Has anyone come across those numbers ?
  by Gilbert B Norman
As early as '18 (this linked article is a '19 revision) The Journal was reporting on the "boondoggle" (White or Pink Elephant to our overseas colleagues :-D ) this HART project has become:

Fair Use:
The train through paradise should have been complete by now.

The dream was an elevated rail system to bypass what has been some of the country’s worst traffic, whisking commuters from the farmland and swelling suburbs of West Oahu into the heart of Honolulu. The 20-mile route parallels one of the world’s most glorious tropical shorelines.

More than a decade after inception, having spanned the tenures of three mayors and three governors and outlived its most powerful benefactor in Congress, the project is only half built. Hopes it might transform the crowded island city anytime soon are fading.

Among the cascade of problems: Honolulu pushed ahead before fully planning the project, and nearly 100 contracts had to be reworked, causing delays.
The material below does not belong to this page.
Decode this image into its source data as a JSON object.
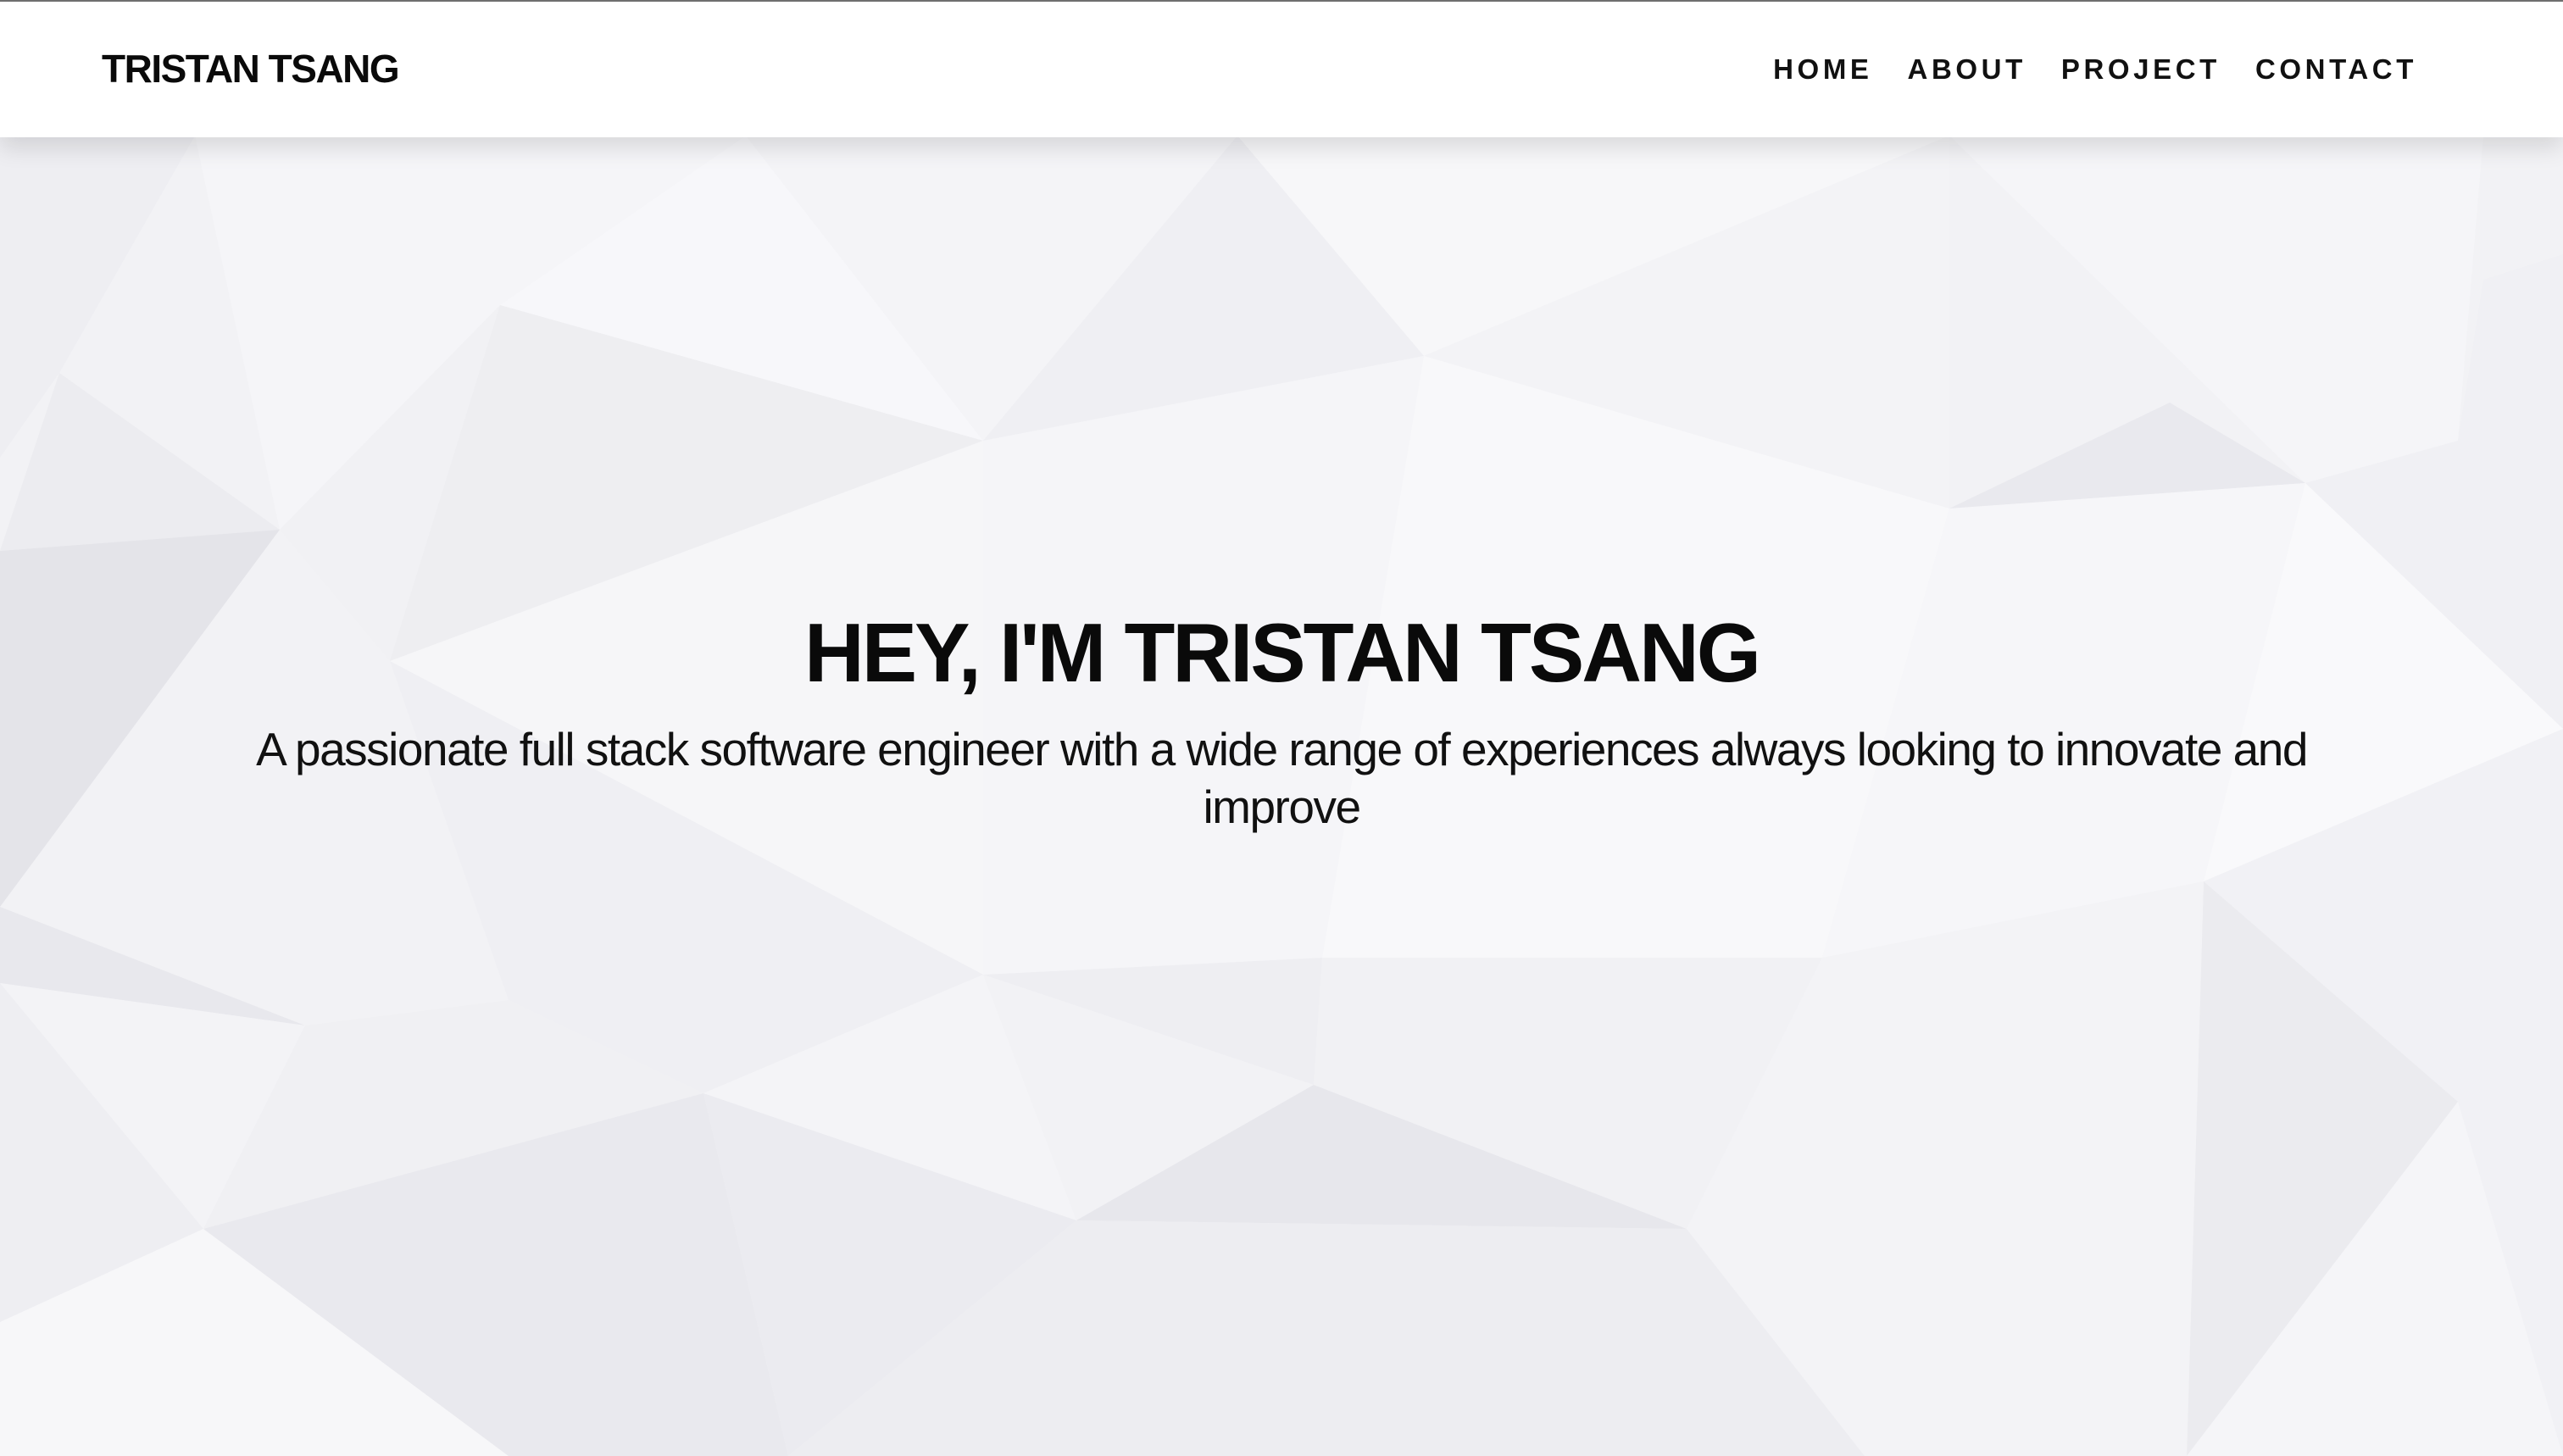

The city began construction before fully checking Native Hawaiian burial grounds, and a judge halted the project for over a year. Planners built too close to power lines, so Honolulu must shell out hundreds of millions of dollars to move them.

Dogged by such blunders, the project has seen its price tag soar to more than $9 billion from about $5 billion. The cost overruns are among the largest that transportation experts say they’ve ever seen. The cost has led to an extra excise tax on businesses, which can affect the price of goods and services, and it has hit tourists through an expanded hotel tax.
Somebody is going to be a guest at Hotel Graybar before this is over.
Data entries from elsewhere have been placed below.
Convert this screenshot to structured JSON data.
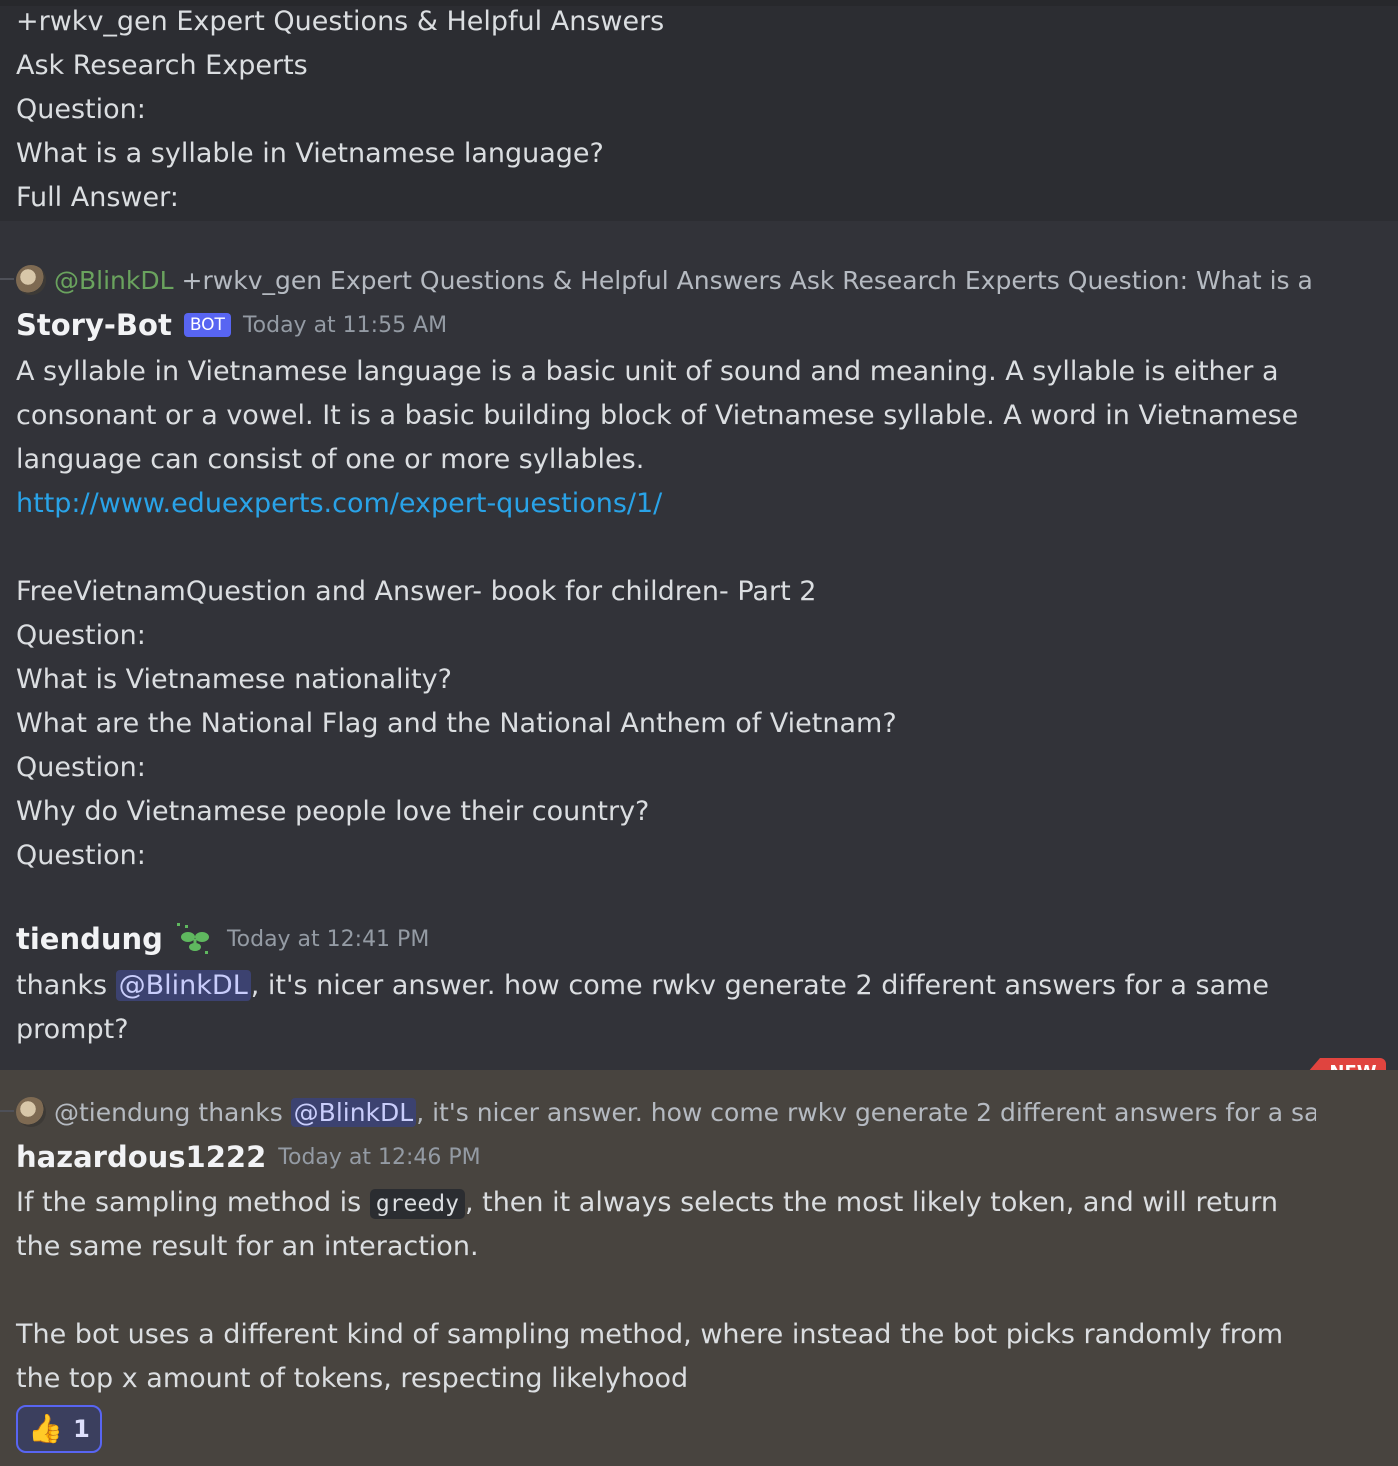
{
  "prompt_message": {
    "lines": [
      "+rwkv_gen Expert Questions & Helpful Answers",
      "Ask Research Experts",
      "Question:",
      "What is a syllable in Vietnamese language?",
      "Full Answer:"
    ]
  },
  "bot_reply": {
    "reply_to": {
      "user": "@BlinkDL",
      "text": "+rwkv_gen Expert Questions & Helpful Answers Ask Research Experts Question: What is a syllab"
    },
    "author": "Story-Bot",
    "tag": "BOT",
    "timestamp": "Today at 11:55 AM",
    "lines": [
      "A syllable in Vietnamese language is a basic unit of sound and meaning. A syllable is either a",
      "consonant or a vowel. It is a basic building block of Vietnamese syllable. A word in Vietnamese",
      "language can consist of one or more syllables."
    ],
    "link": "http://www.eduexperts.com/expert-questions/1/",
    "lines2": [
      "FreeVietnamQuestion and Answer- book for children- Part 2",
      "Question:",
      "What is Vietnamese nationality?",
      "What are the National Flag and the National Anthem of Vietnam?",
      "Question:",
      "Why do Vietnamese people love their country?",
      "Question:"
    ]
  },
  "tiendung_message": {
    "author": "tiendung",
    "timestamp": "Today at 12:41 PM",
    "text_before": "thanks ",
    "mention": "@BlinkDL",
    "text_after": ", it's nicer answer. how come rwkv generate 2 different answers for a same",
    "line2": "prompt?"
  },
  "divider": {
    "badge": "NEW"
  },
  "hazardous_message": {
    "reply_to": {
      "user": "@tiendung",
      "text_before": "thanks ",
      "mention": "@BlinkDL",
      "text_after": ", it's nicer answer. how come rwkv generate 2 different answers for a same pr"
    },
    "author": "hazardous1222",
    "timestamp": "Today at 12:46 PM",
    "p1_before": "If the sampling method is ",
    "p1_code": "greedy",
    "p1_after": ", then it always selects the most likely token, and will return",
    "p1_line2": "the same result for an interaction.",
    "p2_line1": "The bot uses a different kind of sampling method, where instead the bot picks randomly from",
    "p2_line2": "the top x amount of tokens, respecting likelyhood",
    "reaction": {
      "emoji": "👍",
      "count": "1"
    }
  },
  "colors": {
    "link": "#29a3e8",
    "mention_bg": "#3c4270",
    "new_divider": "#e04a4a",
    "bot_tag": "#5865f2"
  }
}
Incidentally, submitting this material at another site during '18 resulted in my being "run off" by whoever actually runs such. Apparently this violated two of their unwritten rules:

1) Submission of material inimical to passenger rail.

2) Submission of material sourced from the Wall Street Journal

Mr. Lordsigma "stuck up for me"; and for which to this day, I thank him.
  by west point
Sarcasm: Just take an 8# sledge hammer and bang on the inside of the wheel until it meets the gauged needed.
Or if you want to get technical. Take a press and move the wheels out on the axel whatever is needed 1/4" each /?
Now if the wheel tread is too narrow from the rim then it is a whole new ball game.
  by urr304
This project has been ongoing for 40+ years, no one anywhere else could do that bad. Still not defined what wrong gauge, wheel tread or actual track gauge or both; these things were settled two centuries ago. See what happens when you try to re-invent the wheel.
  by ConstanceR46
Call me old-fashioned, but i get the distinct feeling if this was built like a conventional elevated railroad a lot of these problems would subside.

Stupid design-by-committee gadgetbahn.
  by ExCon90
We seem to be up against the barrier that the reporter didn't know enough about railroading to ask the right questions (many of which have been raised here) and the person being interviewed had enough sense to know not to volunteer anything and got off easy.
  by Disney Guy
On curves the track gauge should be wider.How much wider depends in part on the curve radius, and there are a variety of complicated formulas.

For a very gentle, say 55 MPH curve the desired increase in gauge might be just 1/16 inch. For trolley type track, for example around street corners the gauge might need to be 1/2 inch wider.

Restraining rails can be used to help keep the wheels centered in the gauge.